Your output should be every line below, copied exactly.

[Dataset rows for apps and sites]
• • • • • • •
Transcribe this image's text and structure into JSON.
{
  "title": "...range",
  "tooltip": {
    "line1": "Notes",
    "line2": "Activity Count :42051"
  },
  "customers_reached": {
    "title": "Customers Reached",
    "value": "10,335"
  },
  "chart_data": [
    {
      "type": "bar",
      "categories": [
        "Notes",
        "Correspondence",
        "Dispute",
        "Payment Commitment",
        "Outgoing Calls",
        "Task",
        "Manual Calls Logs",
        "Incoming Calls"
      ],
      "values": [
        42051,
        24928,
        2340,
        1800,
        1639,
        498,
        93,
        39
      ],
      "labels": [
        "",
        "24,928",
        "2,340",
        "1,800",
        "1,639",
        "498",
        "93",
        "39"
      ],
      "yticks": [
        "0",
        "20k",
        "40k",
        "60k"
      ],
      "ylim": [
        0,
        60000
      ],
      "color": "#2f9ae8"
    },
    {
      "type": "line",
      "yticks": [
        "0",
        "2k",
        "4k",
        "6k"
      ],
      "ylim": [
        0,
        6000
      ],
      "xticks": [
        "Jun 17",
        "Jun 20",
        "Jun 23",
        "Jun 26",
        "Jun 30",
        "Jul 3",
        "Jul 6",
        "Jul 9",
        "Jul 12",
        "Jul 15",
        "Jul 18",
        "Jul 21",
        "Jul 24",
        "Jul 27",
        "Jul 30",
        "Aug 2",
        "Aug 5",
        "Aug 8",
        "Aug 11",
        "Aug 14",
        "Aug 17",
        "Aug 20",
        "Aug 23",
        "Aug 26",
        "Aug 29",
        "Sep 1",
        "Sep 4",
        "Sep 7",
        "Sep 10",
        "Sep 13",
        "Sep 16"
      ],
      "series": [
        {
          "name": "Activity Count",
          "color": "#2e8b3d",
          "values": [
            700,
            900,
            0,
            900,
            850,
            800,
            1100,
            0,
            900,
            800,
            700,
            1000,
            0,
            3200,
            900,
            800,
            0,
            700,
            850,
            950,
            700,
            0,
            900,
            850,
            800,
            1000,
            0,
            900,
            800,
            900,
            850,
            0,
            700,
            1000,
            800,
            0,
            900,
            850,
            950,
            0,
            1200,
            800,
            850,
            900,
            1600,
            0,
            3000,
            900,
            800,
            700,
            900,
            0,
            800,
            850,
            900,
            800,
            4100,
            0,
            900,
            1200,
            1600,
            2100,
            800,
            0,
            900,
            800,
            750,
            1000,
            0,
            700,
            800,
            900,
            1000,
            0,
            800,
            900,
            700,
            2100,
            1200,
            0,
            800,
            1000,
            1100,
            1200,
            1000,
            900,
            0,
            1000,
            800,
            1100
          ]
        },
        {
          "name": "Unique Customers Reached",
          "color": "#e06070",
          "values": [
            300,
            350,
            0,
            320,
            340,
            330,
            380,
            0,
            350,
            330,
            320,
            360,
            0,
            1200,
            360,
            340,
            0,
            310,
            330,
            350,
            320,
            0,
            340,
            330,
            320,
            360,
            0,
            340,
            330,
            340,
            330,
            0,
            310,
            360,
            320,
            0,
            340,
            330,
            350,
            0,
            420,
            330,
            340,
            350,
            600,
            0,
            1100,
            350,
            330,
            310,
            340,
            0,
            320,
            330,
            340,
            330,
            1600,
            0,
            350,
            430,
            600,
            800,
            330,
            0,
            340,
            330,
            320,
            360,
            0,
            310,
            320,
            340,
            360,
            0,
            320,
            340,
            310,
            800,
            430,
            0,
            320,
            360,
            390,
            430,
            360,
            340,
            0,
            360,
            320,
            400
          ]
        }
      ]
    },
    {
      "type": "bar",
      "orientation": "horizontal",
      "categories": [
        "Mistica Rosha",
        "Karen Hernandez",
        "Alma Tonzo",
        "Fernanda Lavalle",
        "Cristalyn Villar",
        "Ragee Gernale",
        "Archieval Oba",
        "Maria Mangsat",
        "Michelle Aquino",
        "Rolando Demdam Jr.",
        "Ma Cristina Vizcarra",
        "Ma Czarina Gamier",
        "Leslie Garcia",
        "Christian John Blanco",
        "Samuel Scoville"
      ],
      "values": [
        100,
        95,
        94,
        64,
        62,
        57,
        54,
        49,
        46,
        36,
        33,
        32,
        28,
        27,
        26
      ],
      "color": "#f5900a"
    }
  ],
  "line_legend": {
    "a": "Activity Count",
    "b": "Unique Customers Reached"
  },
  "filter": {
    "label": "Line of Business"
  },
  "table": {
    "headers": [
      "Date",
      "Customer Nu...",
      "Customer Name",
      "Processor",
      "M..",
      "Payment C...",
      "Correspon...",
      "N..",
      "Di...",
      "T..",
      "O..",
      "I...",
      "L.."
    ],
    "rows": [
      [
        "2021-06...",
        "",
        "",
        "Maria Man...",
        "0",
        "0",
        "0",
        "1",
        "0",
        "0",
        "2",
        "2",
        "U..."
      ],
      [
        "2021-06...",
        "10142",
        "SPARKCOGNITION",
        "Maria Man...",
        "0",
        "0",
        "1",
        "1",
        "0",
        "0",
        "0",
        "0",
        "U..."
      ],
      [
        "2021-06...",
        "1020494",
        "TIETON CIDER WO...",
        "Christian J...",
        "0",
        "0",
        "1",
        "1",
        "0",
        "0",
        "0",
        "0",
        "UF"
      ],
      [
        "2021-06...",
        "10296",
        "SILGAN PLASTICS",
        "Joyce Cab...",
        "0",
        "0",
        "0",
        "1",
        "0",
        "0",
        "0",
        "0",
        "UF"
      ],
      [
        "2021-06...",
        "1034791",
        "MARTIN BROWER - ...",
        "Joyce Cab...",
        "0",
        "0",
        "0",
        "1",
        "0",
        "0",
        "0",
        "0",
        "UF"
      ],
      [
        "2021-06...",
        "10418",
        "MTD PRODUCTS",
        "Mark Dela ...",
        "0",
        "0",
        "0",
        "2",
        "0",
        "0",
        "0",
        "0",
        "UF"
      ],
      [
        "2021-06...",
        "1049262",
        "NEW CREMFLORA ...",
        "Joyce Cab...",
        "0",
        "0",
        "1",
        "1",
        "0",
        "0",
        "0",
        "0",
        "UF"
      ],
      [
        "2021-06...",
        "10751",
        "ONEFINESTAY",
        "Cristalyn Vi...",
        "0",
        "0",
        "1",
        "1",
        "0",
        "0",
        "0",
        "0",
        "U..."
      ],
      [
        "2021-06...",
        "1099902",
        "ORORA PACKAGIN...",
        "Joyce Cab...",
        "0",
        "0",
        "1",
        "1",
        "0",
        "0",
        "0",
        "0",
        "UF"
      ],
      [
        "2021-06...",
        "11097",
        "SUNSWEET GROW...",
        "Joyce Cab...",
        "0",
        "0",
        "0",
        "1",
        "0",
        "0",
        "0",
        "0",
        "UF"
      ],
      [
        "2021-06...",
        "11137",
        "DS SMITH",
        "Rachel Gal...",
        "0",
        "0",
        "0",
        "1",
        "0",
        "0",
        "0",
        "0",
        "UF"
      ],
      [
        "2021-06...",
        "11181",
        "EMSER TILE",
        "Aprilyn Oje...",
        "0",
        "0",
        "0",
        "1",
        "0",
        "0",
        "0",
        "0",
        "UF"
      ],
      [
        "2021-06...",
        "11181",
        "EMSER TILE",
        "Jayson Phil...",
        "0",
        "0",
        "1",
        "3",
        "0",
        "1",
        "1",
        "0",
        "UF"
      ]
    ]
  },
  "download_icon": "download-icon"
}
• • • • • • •
• **ANSWER TO THE EXERCISE**
Transcribe this image's text and structure into JSON.
{
  "title": "...range",
  "tooltip": {
    "line1": "Notes",
    "line2": "Activity Count :42051"
  },
  "customers_reached": {
    "title": "Customers Reached",
    "value": "10,335"
  },
  "chart_data": [
    {
      "type": "bar",
      "categories": [
        "Notes",
        "Correspondence",
        "Dispute",
        "Payment Commitment",
        "Outgoing Calls",
        "Task",
        "Manual Calls Logs",
        "Incoming Calls"
      ],
      "values": [
        42051,
        24928,
        2340,
        1800,
        1639,
        498,
        93,
        39
      ],
      "labels": [
        "",
        "24,928",
        "2,340",
        "1,800",
        "1,639",
        "498",
        "93",
        "39"
      ],
      "yticks": [
        "0",
        "20k",
        "40k",
        "60k"
      ],
      "ylim": [
        0,
        60000
      ],
      "color": "#2f9ae8"
    },
    {
      "type": "line",
      "yticks": [
        "0",
        "2k",
        "4k",
        "6k"
      ],
      "ylim": [
        0,
        6000
      ],
      "xticks": [
        "Jun 17",
        "Jun 20",
        "Jun 23",
        "Jun 26",
        "Jun 30",
        "Jul 3",
        "Jul 6",
        "Jul 9",
        "Jul 12",
        "Jul 15",
        "Jul 18",
        "Jul 21",
        "Jul 24",
        "Jul 27",
        "Jul 30",
        "Aug 2",
        "Aug 5",
        "Aug 8",
        "Aug 11",
        "Aug 14",
        "Aug 17",
        "Aug 20",
        "Aug 23",
        "Aug 26",
        "Aug 29",
        "Sep 1",
        "Sep 4",
        "Sep 7",
        "Sep 10",
        "Sep 13",
        "Sep 16"
      ],
      "series": [
        {
          "name": "Activity Count",
          "color": "#2e8b3d",
          "values": [
            700,
            900,
            0,
            900,
            850,
            800,
            1100,
            0,
            900,
            800,
            700,
            1000,
            0,
            3200,
            900,
            800,
            0,
            700,
            850,
            950,
            700,
            0,
            900,
            850,
            800,
            1000,
            0,
            900,
            800,
            900,
            850,
            0,
            700,
            1000,
            800,
            0,
            900,
            850,
            950,
            0,
            1200,
            800,
            850,
            900,
            1600,
            0,
            3000,
            900,
            800,
            700,
            900,
            0,
            800,
            850,
            900,
            800,
            4100,
            0,
            900,
            1200,
            1600,
            2100,
            800,
            0,
            900,
            800,
            750,
            1000,
            0,
            700,
            800,
            900,
            1000,
            0,
            800,
            900,
            700,
            2100,
            1200,
            0,
            800,
            1000,
            1100,
            1200,
            1000,
            900,
            0,
            1000,
            800,
            1100
          ]
        },
        {
          "name": "Unique Customers Reached",
          "color": "#e06070",
          "values": [
            300,
            350,
            0,
            320,
            340,
            330,
            380,
            0,
            350,
            330,
            320,
            360,
            0,
            1200,
            360,
            340,
            0,
            310,
            330,
            350,
            320,
            0,
            340,
            330,
            320,
            360,
            0,
            340,
            330,
            340,
            330,
            0,
            310,
            360,
            320,
            0,
            340,
            330,
            350,
            0,
            420,
            330,
            340,
            350,
            600,
            0,
            1100,
            350,
            330,
            310,
            340,
            0,
            320,
            330,
            340,
            330,
            1600,
            0,
            350,
            430,
            600,
            800,
            330,
            0,
            340,
            330,
            320,
            360,
            0,
            310,
            320,
            340,
            360,
            0,
            320,
            340,
            310,
            800,
            430,
            0,
            320,
            360,
            390,
            430,
            360,
            340,
            0,
            360,
            320,
            400
          ]
        }
      ]
    },
    {
      "type": "bar",
      "orientation": "horizontal",
      "categories": [
        "Mistica Rosha",
        "Karen Hernandez",
        "Alma Tonzo",
        "Fernanda Lavalle",
        "Cristalyn Villar",
        "Ragee Gernale",
        "Archieval Oba",
        "Maria Mangsat",
        "Michelle Aquino",
        "Rolando Demdam Jr.",
        "Ma Cristina Vizcarra",
        "Ma Czarina Gamier",
        "Leslie Garcia",
        "Christian John Blanco",
        "Samuel Scoville"
      ],
      "values": [
        100,
        95,
        94,
        64,
        62,
        57,
        54,
        49,
        46,
        36,
        33,
        32,
        28,
        27,
        26
      ],
      "color": "#f5900a"
    }
  ],
  "line_legend": {
    "a": "Activity Count",
    "b": "Unique Customers Reached"
  },
  "filter": {
    "label": "Line of Business"
  },
  "table": {
    "headers": [
      "Date",
      "Customer Nu...",
      "Customer Name",
      "Processor",
      "M..",
      "Payment C...",
      "Correspon...",
      "N..",
      "Di...",
      "T..",
      "O..",
      "I...",
      "L.."
    ],
    "rows": [
      [
        "2021-06...",
        "",
        "",
        "Maria Man...",
        "0",
        "0",
        "0",
        "1",
        "0",
        "0",
        "2",
        "2",
        "U..."
      ],
      [
        "2021-06...",
        "10142",
        "SPARKCOGNITION",
        "Maria Man...",
        "0",
        "0",
        "1",
        "1",
        "0",
        "0",
        "0",
        "0",
        "U..."
      ],
      [
        "2021-06...",
        "1020494",
        "TIETON CIDER WO...",
        "Christian J...",
        "0",
        "0",
        "1",
        "1",
        "0",
        "0",
        "0",
        "0",
        "UF"
      ],
      [
        "2021-06...",
        "10296",
        "SILGAN PLASTICS",
        "Joyce Cab...",
        "0",
        "0",
        "0",
        "1",
        "0",
        "0",
        "0",
        "0",
        "UF"
      ],
      [
        "2021-06...",
        "1034791",
        "MARTIN BROWER - ...",
        "Joyce Cab...",
        "0",
        "0",
        "0",
        "1",
        "0",
        "0",
        "0",
        "0",
        "UF"
      ],
      [
        "2021-06...",
        "10418",
        "MTD PRODUCTS",
        "Mark Dela ...",
        "0",
        "0",
        "0",
        "2",
        "0",
        "0",
        "0",
        "0",
        "UF"
      ],
      [
        "2021-06...",
        "1049262",
        "NEW CREMFLORA ...",
        "Joyce Cab...",
        "0",
        "0",
        "1",
        "1",
        "0",
        "0",
        "0",
        "0",
        "UF"
      ],
      [
        "2021-06...",
        "10751",
        "ONEFINESTAY",
        "Cristalyn Vi...",
        "0",
        "0",
        "1",
        "1",
        "0",
        "0",
        "0",
        "0",
        "U..."
      ],
      [
        "2021-06...",
        "1099902",
        "ORORA PACKAGIN...",
        "Joyce Cab...",
        "0",
        "0",
        "1",
        "1",
        "0",
        "0",
        "0",
        "0",
        "UF"
      ],
      [
        "2021-06...",
        "11097",
        "SUNSWEET GROW...",
        "Joyce Cab...",
        "0",
        "0",
        "0",
        "1",
        "0",
        "0",
        "0",
        "0",
        "UF"
      ],
      [
        "2021-06...",
        "11137",
        "DS SMITH",
        "Rachel Gal...",
        "0",
        "0",
        "0",
        "1",
        "0",
        "0",
        "0",
        "0",
        "UF"
      ],
      [
        "2021-06...",
        "11181",
        "EMSER TILE",
        "Aprilyn Oje...",
        "0",
        "0",
        "0",
        "1",
        "0",
        "0",
        "0",
        "0",
        "UF"
      ],
      [
        "2021-06...",
        "11181",
        "EMSER TILE",
        "Jayson Phil...",
        "0",
        "0",
        "1",
        "3",
        "0",
        "1",
        "1",
        "0",
        "UF"
      ]
    ]
  },
  "download_icon": "download-icon"
}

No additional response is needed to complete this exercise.